**App and web page records:**
^^^^^^^^
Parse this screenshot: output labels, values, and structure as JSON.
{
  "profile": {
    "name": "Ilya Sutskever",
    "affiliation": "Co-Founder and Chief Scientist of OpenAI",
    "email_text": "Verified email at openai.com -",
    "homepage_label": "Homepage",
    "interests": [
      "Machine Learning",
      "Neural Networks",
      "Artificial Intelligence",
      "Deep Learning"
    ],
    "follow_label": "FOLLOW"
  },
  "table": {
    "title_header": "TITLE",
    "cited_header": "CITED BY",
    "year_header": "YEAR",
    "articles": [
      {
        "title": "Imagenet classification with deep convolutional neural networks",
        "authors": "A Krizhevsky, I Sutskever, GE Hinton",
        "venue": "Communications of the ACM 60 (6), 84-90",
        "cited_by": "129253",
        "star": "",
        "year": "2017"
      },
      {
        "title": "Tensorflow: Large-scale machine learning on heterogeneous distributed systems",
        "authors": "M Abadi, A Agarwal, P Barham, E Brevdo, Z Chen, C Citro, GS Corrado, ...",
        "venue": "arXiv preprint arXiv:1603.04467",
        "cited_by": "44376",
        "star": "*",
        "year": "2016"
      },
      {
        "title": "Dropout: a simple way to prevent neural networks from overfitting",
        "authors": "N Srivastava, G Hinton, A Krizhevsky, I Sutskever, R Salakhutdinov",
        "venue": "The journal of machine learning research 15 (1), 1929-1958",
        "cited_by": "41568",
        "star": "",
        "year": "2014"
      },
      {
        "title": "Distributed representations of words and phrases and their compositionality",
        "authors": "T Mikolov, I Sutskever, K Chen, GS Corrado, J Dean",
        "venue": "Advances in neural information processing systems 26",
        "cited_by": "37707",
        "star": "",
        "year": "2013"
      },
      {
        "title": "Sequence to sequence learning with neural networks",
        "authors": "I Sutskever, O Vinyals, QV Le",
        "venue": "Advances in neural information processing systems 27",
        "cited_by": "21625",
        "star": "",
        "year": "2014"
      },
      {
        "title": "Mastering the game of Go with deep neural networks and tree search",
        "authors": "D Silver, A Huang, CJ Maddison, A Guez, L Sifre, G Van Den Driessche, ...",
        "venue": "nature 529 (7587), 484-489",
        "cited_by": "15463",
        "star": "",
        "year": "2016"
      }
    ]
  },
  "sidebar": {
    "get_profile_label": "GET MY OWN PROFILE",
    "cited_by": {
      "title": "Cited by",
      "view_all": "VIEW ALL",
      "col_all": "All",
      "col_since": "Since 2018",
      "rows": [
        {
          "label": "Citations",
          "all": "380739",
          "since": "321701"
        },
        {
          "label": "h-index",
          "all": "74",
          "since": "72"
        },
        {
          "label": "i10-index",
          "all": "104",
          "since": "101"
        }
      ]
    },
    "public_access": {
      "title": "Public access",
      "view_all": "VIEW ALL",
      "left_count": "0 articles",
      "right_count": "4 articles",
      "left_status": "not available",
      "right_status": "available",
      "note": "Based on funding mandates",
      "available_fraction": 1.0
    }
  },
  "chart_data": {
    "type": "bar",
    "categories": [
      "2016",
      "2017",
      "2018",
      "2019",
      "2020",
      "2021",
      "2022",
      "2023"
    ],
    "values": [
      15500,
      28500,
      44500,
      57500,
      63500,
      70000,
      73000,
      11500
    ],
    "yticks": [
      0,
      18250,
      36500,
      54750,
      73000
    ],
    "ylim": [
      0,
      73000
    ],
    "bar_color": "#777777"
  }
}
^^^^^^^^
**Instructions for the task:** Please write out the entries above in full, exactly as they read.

**Response for this exercise:**
Parse this screenshot: output labels, values, and structure as JSON.
{
  "profile": {
    "name": "Ilya Sutskever",
    "affiliation": "Co-Founder and Chief Scientist of OpenAI",
    "email_text": "Verified email at openai.com -",
    "homepage_label": "Homepage",
    "interests": [
      "Machine Learning",
      "Neural Networks",
      "Artificial Intelligence",
      "Deep Learning"
    ],
    "follow_label": "FOLLOW"
  },
  "table": {
    "title_header": "TITLE",
    "cited_header": "CITED BY",
    "year_header": "YEAR",
    "articles": [
      {
        "title": "Imagenet classification with deep convolutional neural networks",
        "authors": "A Krizhevsky, I Sutskever, GE Hinton",
        "venue": "Communications of the ACM 60 (6), 84-90",
        "cited_by": "129253",
        "star": "",
        "year": "2017"
      },
      {
        "title": "Tensorflow: Large-scale machine learning on heterogeneous distributed systems",
        "authors": "M Abadi, A Agarwal, P Barham, E Brevdo, Z Chen, C Citro, GS Corrado, ...",
        "venue": "arXiv preprint arXiv:1603.04467",
        "cited_by": "44376",
        "star": "*",
        "year": "2016"
      },
      {
        "title": "Dropout: a simple way to prevent neural networks from overfitting",
        "authors": "N Srivastava, G Hinton, A Krizhevsky, I Sutskever, R Salakhutdinov",
        "venue": "The journal of machine learning research 15 (1), 1929-1958",
        "cited_by": "41568",
        "star": "",
        "year": "2014"
      },
      {
        "title": "Distributed representations of words and phrases and their compositionality",
        "authors": "T Mikolov, I Sutskever, K Chen, GS Corrado, J Dean",
        "venue": "Advances in neural information processing systems 26",
        "cited_by": "37707",
        "star": "",
        "year": "2013"
      },
      {
        "title": "Sequence to sequence learning with neural networks",
        "authors": "I Sutskever, O Vinyals, QV Le",
        "venue": "Advances in neural information processing systems 27",
        "cited_by": "21625",
        "star": "",
        "year": "2014"
      },
      {
        "title": "Mastering the game of Go with deep neural networks and tree search",
        "authors": "D Silver, A Huang, CJ Maddison, A Guez, L Sifre, G Van Den Driessche, ...",
        "venue": "nature 529 (7587), 484-489",
        "cited_by": "15463",
        "star": "",
        "year": "2016"
      }
    ]
  },
  "sidebar": {
    "get_profile_label": "GET MY OWN PROFILE",
    "cited_by": {
      "title": "Cited by",
      "view_all": "VIEW ALL",
      "col_all": "All",
      "col_since": "Since 2018",
      "rows": [
        {
          "label": "Citations",
          "all": "380739",
          "since": "321701"
        },
        {
          "label": "h-index",
          "all": "74",
          "since": "72"
        },
        {
          "label": "i10-index",
          "all": "104",
          "since": "101"
        }
      ]
    },
    "public_access": {
      "title": "Public access",
      "view_all": "VIEW ALL",
      "left_count": "0 articles",
      "right_count": "4 articles",
      "left_status": "not available",
      "right_status": "available",
      "note": "Based on funding mandates",
      "available_fraction": 1.0
    }
  },
  "chart_data": {
    "type": "bar",
    "categories": [
      "2016",
      "2017",
      "2018",
      "2019",
      "2020",
      "2021",
      "2022",
      "2023"
    ],
    "values": [
      15500,
      28500,
      44500,
      57500,
      63500,
      70000,
      73000,
      11500
    ],
    "yticks": [
      0,
      18250,
      36500,
      54750,
      73000
    ],
    "ylim": [
      0,
      73000
    ],
    "bar_color": "#777777"
  }
}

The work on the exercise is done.